‘Over-Judicial Activism’ by the Indian Supreme Court?

In an ongoing case at the SCI (Supreme Court of India), a division bench, comprising Justices M. Katju and G. S. Misra, better known for their conservative and sometimes controversial decisions, have passed an order, which prima facie seems illegal and beyond their jurisdictional merit and capability.

The case relates to a constitutional challenge of section 36 (4) of the Industrial Disputes Act, 1947 which requires a party to take prior permission of the opposite party and the Labour Court/Industrial or National Tribunal to be represented by a legal practitioner. The matter has come up before the SCI on a Special Leave Petition under Article 136 of the Constitution of India from a decision of the Punjab and Haryana High Court.

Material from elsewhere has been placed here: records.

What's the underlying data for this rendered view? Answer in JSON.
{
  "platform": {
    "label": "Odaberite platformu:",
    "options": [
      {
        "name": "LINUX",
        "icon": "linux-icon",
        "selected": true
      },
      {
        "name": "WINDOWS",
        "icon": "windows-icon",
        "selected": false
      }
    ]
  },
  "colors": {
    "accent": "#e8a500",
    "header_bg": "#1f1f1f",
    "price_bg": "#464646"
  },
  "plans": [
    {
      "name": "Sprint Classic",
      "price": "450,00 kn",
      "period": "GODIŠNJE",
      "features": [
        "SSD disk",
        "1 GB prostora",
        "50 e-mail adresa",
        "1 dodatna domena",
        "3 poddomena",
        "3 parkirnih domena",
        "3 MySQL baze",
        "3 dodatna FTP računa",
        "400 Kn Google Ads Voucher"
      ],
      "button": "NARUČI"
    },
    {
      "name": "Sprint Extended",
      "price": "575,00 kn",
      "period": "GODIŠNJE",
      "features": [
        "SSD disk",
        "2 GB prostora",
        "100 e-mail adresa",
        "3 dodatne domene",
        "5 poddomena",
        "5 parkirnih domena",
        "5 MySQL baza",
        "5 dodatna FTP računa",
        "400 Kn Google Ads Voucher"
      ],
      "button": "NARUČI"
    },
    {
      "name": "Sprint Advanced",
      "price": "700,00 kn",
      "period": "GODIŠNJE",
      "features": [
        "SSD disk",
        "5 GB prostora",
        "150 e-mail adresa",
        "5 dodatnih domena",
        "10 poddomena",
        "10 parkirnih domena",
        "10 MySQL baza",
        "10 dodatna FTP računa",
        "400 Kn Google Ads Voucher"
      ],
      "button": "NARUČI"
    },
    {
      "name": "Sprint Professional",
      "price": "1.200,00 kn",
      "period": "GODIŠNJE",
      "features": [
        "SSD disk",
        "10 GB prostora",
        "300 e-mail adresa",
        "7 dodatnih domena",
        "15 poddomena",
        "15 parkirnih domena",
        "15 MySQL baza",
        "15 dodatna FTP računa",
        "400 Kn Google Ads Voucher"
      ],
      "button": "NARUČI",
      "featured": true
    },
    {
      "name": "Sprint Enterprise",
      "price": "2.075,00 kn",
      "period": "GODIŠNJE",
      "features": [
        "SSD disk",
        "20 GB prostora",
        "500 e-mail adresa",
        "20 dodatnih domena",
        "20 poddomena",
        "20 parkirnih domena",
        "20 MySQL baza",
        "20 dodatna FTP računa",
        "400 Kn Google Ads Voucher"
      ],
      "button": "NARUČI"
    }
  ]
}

Instead of restricting itself to the question of law of the appeal, the Bench went on to expand the scope of the petition, suo motu and without any argument in that regard by either party, to also include a similar provision under section 13 of the Family Courts Act, 1984, which requires leave of the Family Court for legal representation.

In what seems to be an ‘over-judicial activism’ of the SCI, the matter has been posted for hearing on July 12, 2011 after seeking opinions of the Amicus Curiae and the Attorney General.

Two consequences flow out of this ‘suo motu‘ action:

  1. The expansion of the scope of the petition is uncalled for for two reasons. One, the petition has nowhere mentioned that the parallel provision in the Family Courts Act, 1984 should also be considered. And a suo motu action of this kind is unheard of, especially when the constitutionality of a legislation is challenged in a petition. Second, Indian judicial system is based on activation by a person who has been caused any legal injury, of course a Public Interest Litigation is the exception. Therefore, this apparent bravado by the SCI is beyond the scope of what the parties had approached the SCI in the first place.
  2. The SLP as another mode of constitutional remedy has undergone a sea change to include many kinds of legal challenges. From being restrictive and circumspect in its approach in admitting SLPs, the SCI has certainly come a long way in admitting such matters, making SLPs one of the largest routes for petitioners to approach the SC from any order of any tribunal or court in India. Having said that, does that mean that this leeway should be taken so far so as to expand the scope of the petition to include a legislative provision that is a subject of the petition and suo motu include such a provision in a constitutional challenge for validity? Seems very overreaching and the legality of such an action is questionable.
What remains to be seen is how the Court will deal with the jurisdictional arguments in the course of the hearings. Also, the enforceability of any decision as an outcome, whether it can be a binding precedent and a law of the land(Article 141)? It is sure going to draw some criticism in the days to come. The bench has sure become sensationalist, by its reputation!

Read this Hindu article regarding this order.

Split Decisions on Division Benches of the Supreme Court

In the past couple of weeks, two Supreme Court decisions have been ill-fated in that they were rendered meaningless due to split verdicts by 2-judge bench of the Supreme Court of India.

First one was the bail plea of Abdul Nasir Maudany, prime accused in the Bangalore bomb blasts of 2008.

Second was the decision in a PIL regarding an office of profit held by the IPL Chennai Super Kings owner and BCCI Treasurer N. Srinivasan.

There are two consequences of this:

  1. It renders the decision bad in the eye of the law – the precedential value of which having been reduced due to the split verdict.
  2. It creates an additional burden on the already overburdened Indian judiciary as now this incongruous decision will have to be resolved by a higher 3-judge bench.
Jurisprudentially, it is unfavorable to constitute 2-judge benches.  Especially in the higher judiciary as the aftermath of split decisions, not unlikely given the highly opinionated and free judges with a license to independently differ from their colleagues, is likely to affect the justice delivery system. Something that has to be kept in mind by the Chief Justices when constituting benches to hear matters at our High Courts and the Supreme Court.

Blog at WordPress.com.

%d bloggers like this: